"NATO and the United States have worked, and will continue to work, with Russia on issues of mutual concern, specifically in areas of terrorism and (nuclear) proliferation," Gibbs told reporters at a daily briefing.
The State Department said the Obama administration looked forward to a "very productive" relationship with Russia.
Russia and its ex-Soviet allies in Central Asia have allowed transits of non-military NATO cargo across their territories en route to U.S.-led military operations in Afghanistan.
But almost simultaneously, Kyrgyzstan decided last month to close a strategic U.S. air base after securing more than $2 billion (1.4 billion pounds) in loans and aid from Russia.
After the meeting with Medvedev, the commander of Russian strategic nuclear forces said Russia would soon deploy its first regiment of RS-24 intercontinental ballistic missiles, an upgraded version of the formidable Topol-M mobile complex.

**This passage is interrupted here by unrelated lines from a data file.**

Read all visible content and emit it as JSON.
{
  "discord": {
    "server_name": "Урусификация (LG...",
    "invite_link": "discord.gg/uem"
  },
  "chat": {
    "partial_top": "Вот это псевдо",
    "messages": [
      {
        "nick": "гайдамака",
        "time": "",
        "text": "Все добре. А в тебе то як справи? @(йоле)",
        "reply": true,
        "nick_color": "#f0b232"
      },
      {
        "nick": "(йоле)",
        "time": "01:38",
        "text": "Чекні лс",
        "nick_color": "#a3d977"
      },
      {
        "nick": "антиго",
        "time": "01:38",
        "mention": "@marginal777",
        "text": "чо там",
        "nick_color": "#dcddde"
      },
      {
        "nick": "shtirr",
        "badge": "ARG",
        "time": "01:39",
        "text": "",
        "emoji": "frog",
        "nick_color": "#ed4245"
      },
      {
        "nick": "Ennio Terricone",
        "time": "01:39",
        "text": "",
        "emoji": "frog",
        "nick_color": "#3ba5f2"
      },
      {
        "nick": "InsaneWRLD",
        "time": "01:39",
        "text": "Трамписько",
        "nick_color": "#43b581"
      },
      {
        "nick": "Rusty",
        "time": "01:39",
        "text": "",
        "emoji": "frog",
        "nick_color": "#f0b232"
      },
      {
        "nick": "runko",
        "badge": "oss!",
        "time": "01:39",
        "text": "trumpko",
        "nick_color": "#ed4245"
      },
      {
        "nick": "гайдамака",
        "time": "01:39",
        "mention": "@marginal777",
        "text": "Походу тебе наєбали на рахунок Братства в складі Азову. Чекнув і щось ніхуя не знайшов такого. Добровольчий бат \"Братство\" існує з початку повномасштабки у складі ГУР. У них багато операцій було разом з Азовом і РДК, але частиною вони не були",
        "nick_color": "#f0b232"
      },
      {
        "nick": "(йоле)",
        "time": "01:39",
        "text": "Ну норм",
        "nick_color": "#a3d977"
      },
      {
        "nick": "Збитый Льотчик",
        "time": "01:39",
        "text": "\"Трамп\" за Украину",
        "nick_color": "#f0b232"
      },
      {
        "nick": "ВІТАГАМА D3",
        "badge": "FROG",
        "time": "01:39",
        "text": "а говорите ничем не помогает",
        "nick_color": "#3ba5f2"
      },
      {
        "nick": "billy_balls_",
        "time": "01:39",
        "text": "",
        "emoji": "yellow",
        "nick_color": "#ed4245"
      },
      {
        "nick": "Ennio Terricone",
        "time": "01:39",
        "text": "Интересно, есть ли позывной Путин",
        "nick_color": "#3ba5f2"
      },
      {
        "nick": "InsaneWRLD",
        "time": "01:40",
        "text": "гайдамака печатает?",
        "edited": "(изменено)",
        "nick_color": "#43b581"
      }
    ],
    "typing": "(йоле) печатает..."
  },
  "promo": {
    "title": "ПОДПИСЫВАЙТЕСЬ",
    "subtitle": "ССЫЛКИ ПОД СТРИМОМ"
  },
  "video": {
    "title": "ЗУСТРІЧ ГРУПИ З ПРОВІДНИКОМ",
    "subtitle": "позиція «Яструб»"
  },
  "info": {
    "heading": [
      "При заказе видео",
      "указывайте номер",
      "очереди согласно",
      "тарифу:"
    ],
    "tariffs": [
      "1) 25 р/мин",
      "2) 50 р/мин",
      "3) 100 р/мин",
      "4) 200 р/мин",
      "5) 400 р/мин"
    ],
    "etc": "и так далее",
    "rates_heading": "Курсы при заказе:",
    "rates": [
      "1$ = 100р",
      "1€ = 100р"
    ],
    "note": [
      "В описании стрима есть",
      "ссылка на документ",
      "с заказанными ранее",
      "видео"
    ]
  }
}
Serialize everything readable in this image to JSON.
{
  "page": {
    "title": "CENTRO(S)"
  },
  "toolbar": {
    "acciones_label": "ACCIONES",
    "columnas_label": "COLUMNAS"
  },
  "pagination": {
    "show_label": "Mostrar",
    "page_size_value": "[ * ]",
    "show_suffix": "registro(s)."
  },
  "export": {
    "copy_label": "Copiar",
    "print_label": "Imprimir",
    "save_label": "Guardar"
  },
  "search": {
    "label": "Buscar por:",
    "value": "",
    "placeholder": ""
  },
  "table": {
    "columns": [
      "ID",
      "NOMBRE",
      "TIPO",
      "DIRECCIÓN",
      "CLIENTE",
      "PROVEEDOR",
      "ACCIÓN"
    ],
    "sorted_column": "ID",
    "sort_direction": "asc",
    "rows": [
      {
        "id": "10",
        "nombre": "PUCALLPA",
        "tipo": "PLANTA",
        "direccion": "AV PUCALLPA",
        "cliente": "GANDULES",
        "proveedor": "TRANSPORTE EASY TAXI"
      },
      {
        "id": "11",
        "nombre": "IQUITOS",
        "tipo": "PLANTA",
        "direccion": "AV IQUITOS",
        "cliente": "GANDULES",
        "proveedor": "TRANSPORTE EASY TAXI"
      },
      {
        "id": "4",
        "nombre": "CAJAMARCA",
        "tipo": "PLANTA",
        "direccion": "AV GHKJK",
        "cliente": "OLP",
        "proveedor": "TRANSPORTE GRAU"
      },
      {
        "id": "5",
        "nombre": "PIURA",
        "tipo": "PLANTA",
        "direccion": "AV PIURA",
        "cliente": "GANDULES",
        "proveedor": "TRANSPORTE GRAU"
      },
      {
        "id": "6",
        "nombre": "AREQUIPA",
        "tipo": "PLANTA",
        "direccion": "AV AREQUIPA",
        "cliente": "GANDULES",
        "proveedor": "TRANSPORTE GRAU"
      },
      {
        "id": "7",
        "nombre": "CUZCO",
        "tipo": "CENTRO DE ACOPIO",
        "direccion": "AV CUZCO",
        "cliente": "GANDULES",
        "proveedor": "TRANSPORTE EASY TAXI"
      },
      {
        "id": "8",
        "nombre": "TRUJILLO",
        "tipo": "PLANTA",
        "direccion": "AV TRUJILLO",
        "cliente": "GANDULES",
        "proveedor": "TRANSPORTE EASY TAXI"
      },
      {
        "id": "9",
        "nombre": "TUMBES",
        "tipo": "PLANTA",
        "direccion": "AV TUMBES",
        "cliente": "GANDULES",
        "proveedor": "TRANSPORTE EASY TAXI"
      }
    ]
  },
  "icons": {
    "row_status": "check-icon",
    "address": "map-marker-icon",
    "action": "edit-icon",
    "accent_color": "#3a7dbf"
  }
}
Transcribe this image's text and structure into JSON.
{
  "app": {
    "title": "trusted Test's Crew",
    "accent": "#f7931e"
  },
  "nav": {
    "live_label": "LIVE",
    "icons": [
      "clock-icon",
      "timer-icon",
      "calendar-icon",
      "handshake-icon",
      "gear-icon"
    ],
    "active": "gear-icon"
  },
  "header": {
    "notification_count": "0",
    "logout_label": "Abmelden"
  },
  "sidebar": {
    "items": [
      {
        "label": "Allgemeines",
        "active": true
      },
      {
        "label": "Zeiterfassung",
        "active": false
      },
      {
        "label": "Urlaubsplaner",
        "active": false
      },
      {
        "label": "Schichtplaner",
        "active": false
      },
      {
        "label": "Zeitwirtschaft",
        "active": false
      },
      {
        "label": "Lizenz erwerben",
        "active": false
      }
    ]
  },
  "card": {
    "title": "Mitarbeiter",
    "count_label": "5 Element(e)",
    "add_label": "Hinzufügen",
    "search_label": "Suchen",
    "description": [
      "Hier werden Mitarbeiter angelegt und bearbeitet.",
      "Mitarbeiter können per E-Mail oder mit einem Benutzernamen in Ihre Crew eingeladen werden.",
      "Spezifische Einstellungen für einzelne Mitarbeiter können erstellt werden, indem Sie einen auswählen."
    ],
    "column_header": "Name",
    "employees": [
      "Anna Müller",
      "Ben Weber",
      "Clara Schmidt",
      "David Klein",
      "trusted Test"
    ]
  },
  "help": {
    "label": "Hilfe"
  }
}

The new missiles would enter service after December 5, when Russia's START-1 (Strategic Arms Reduction) Treaty with the United States is due to expire, local news agencies quoted Colonel-General Nikolai Solovtsov as saying.
Facing scathing opposition criticism and staunch resistance from many generals, the Kremlin launched an ambitious reform this year to make the largely demoralized armed forces smaller, more mobile and better equipped.
Military experts say the reform was prompted by Russia's five-day war with Georgia in August. Russian troops quickly advanced and seized large chunks of Georgian land after Tbilisi tried to retake its rebel South Ossetia province by force.
But the war also exposed a lack of modern equipment, such as high-precision bombs, modern communications and spy drones.
(Writing by Dmitry Solovyov, additional reporting by Ross Colvin in Washington, editing by Patricia Zengerle)